And although it may sound quite violent, Halo really isn't. The enemies don't bleed red blood, instead giving out a bright blue goo; melee attacks are handled by smacking your enemy with the butt of your gun, not violently stabbing them in the neck like most games - nothing's as serious, boring, and gritty as it is now.
Each of the levels holds its own secrets, too, with at least one skull, and one terminal waiting to be found in each - often several more. Hidden in the most obscure of places, and requiring an eagle eye - and a lot of exploring to find them, the skulls unlock cheats that make the game harder, in case you're feeling particularly masochistic - from taking away the icons on screen, so you have to guess where your gun's going to fire, to making your enemies throw more grenades, or explode when they've been defeated. The terminals, meanwhile, play a series of cryptic clips that are meant to explain some of the Halo backstory, but do little more than confuse anyone who a) hasn't played the game through before, and b) hasn't read the Halo books. That still won't stop us finding them all, though, of course.

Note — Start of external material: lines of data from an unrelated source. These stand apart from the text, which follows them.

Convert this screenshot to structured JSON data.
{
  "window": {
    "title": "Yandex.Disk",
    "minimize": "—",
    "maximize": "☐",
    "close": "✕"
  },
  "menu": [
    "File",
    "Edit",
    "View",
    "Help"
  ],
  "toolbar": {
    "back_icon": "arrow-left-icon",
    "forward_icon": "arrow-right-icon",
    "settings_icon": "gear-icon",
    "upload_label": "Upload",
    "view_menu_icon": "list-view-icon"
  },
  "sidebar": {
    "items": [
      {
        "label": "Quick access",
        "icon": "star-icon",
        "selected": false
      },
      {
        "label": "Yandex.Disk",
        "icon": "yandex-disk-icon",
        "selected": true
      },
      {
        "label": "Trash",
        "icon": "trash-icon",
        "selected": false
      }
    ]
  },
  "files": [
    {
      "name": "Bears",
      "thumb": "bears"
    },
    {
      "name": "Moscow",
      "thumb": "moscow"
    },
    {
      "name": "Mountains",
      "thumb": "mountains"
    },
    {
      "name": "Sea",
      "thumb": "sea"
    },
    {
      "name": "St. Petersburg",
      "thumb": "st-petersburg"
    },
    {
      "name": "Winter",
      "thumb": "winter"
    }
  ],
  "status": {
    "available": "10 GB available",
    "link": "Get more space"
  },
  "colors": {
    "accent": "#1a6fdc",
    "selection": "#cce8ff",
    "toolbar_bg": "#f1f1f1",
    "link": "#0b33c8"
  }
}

One important thing to keep in mind is that although Halo: Combat Evolved Anniversary says on the box that it has "six classic multiplayer maps" and "2-16 player online multiplayer", that actually isn't technically true. The online maps are part of a single use download code (meaning if you buy pre-owned, you probably won't get them), and also, rather than downloading them for Halo: Combat Evolved Anniversary, they're actually downloadables for Halo: Reach - meaning if you don't have the previous game in the series, you won't be able to play competitive multiplayer. That doesn't really bother us too much, as we're more fans of co-op anyway, but still - it really should be made out on the box, not after you've bought it.

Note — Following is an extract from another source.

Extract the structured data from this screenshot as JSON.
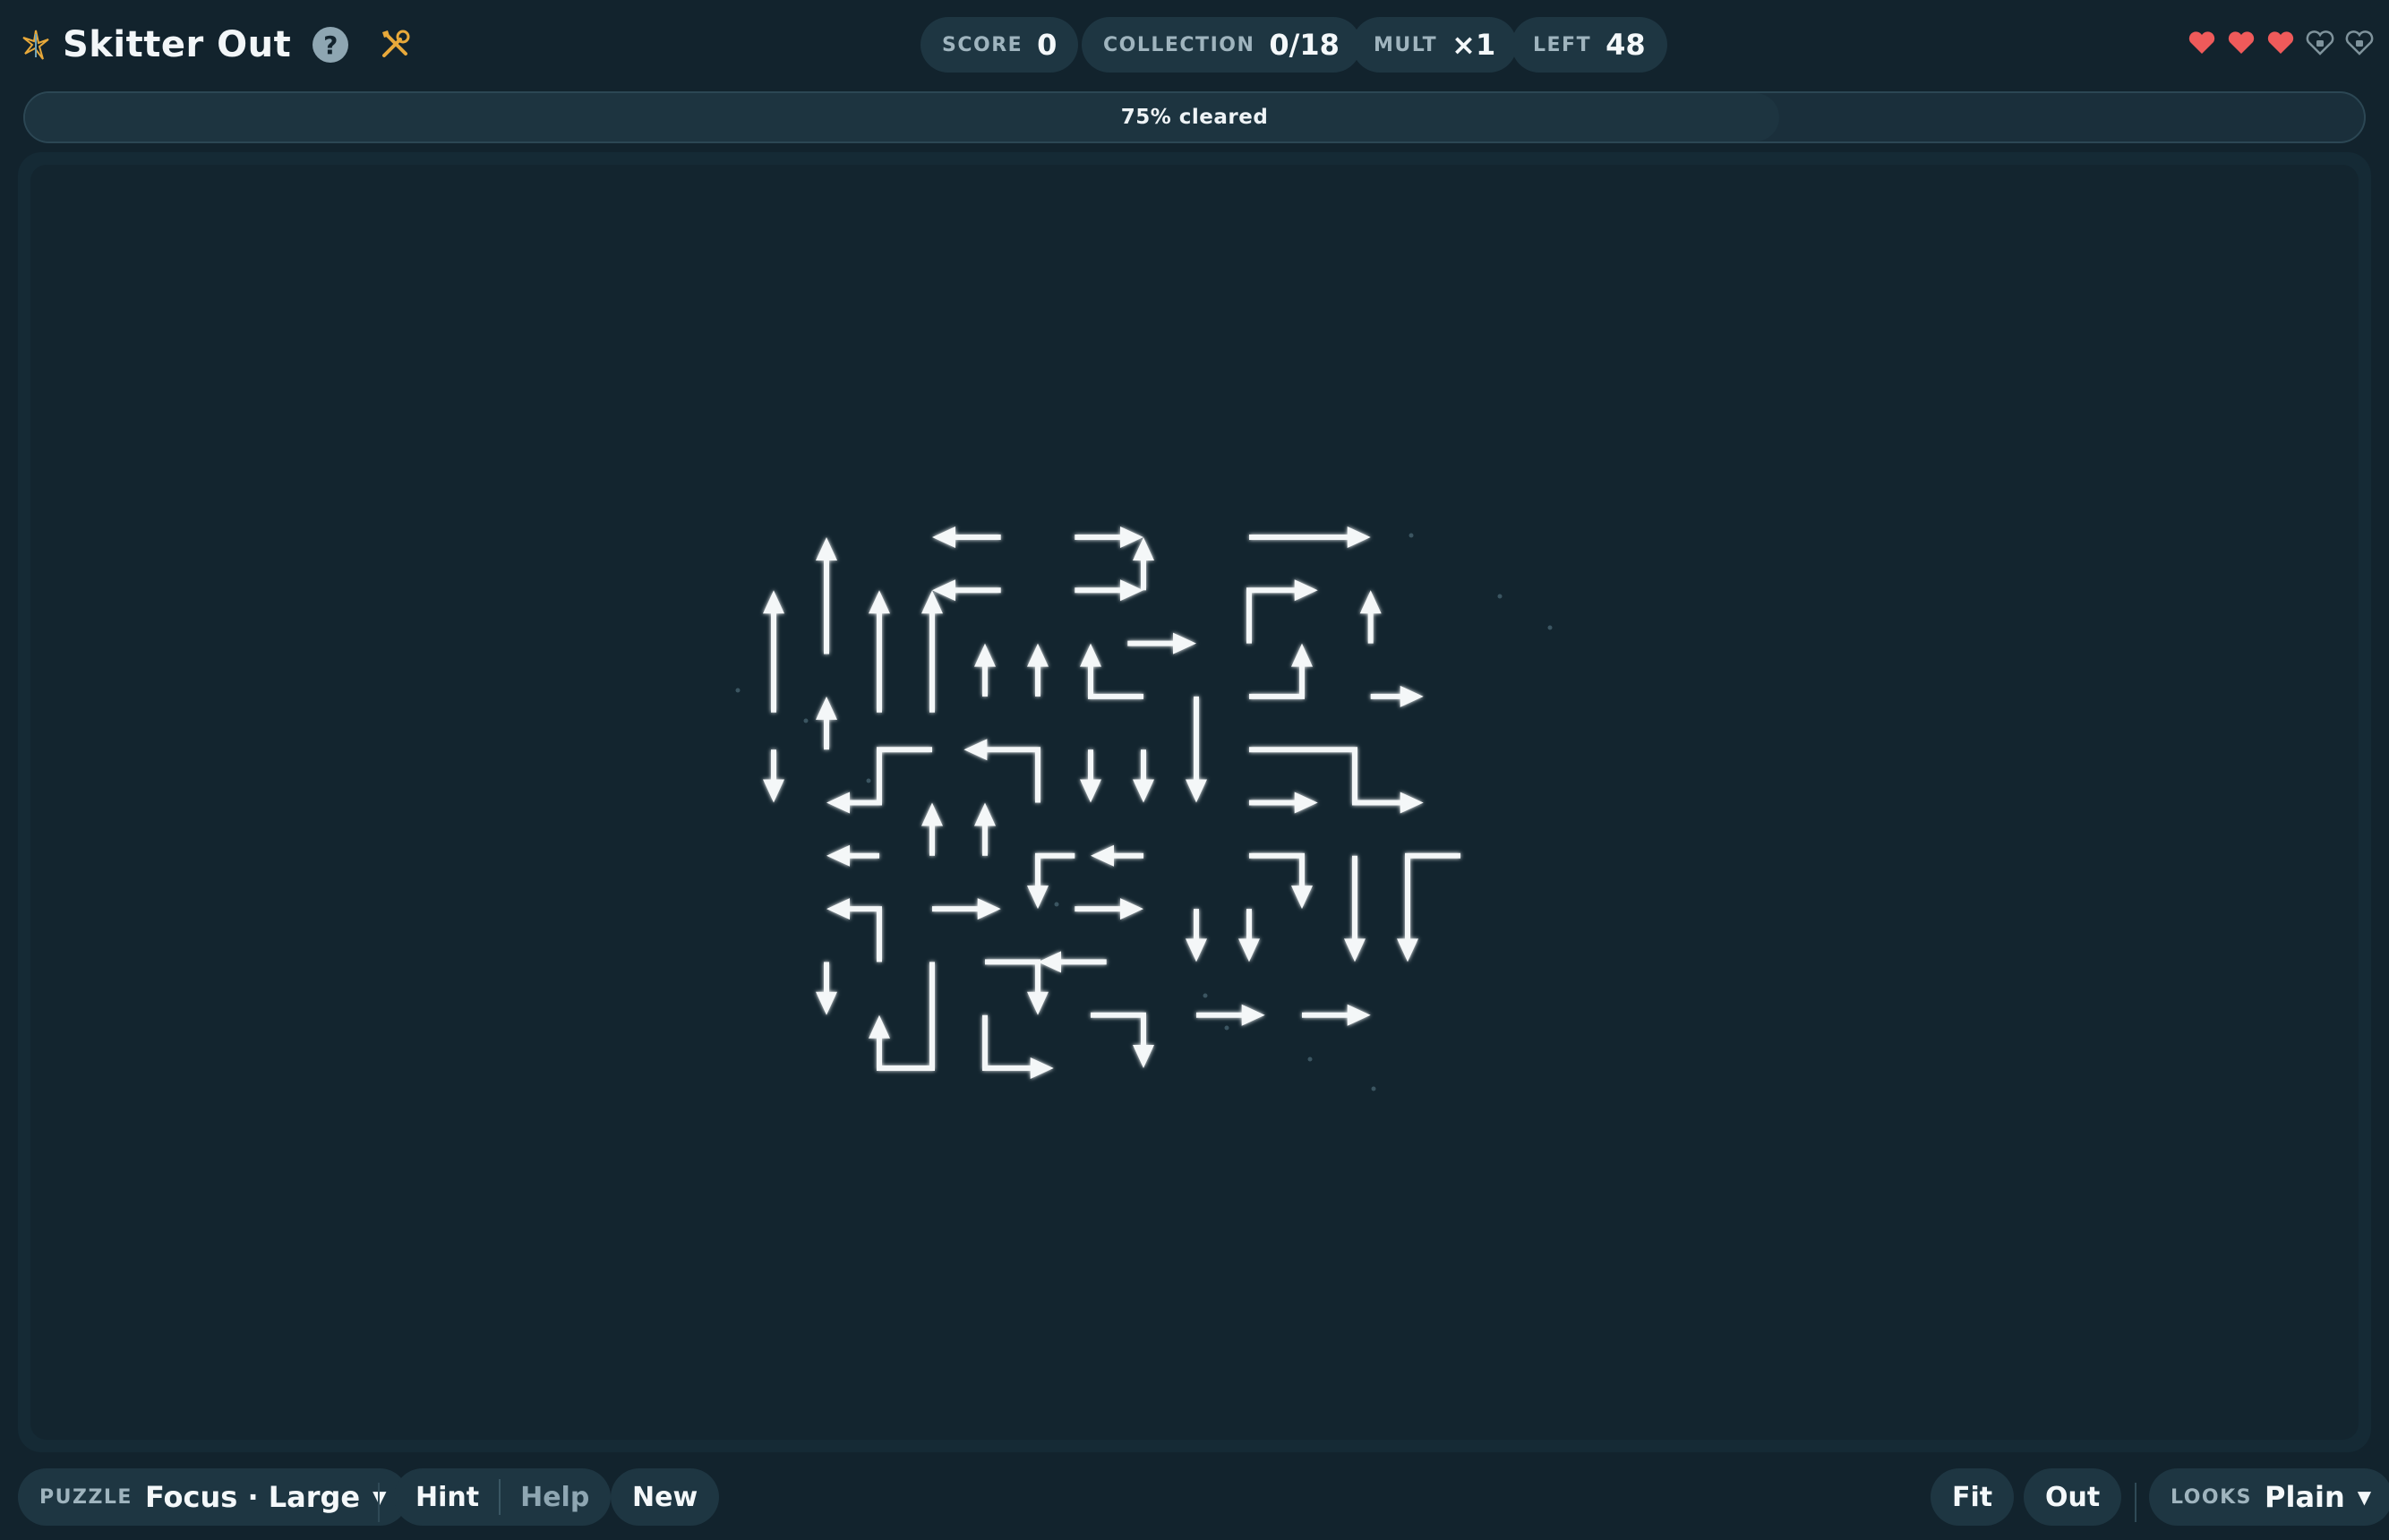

But perhaps the main problem with Halo: Combat Evolved Anniversary, is that it reminds you how good Halo used to be, and how the more recent games have simply become a shadow of their former selves, as they've strived to embrace "realism" at the expense of what made them good in the first place. The feeling of exploring an alien planet, just you and a friend, armed with only your torches (and a big gun) is second to none - especially when you're taking in the sights from a warthog. And it's a game that creates so many moments you'll want to come back to - rolling through the arctic tundra, feeling untouchable in your tank; running past as many enemies, and trying to dodge their fire as you leg it to hijack an enemy ship; or just being able to fly around in yet another vehicle, doing as you please, landing where you please, and exploring where you please.
Halo: Combat Evolved Anniversary is something special. If the upcoming Halo 4 is even half as good, we'll be in for something very special indeed.
Format Reviewed: Xbox 360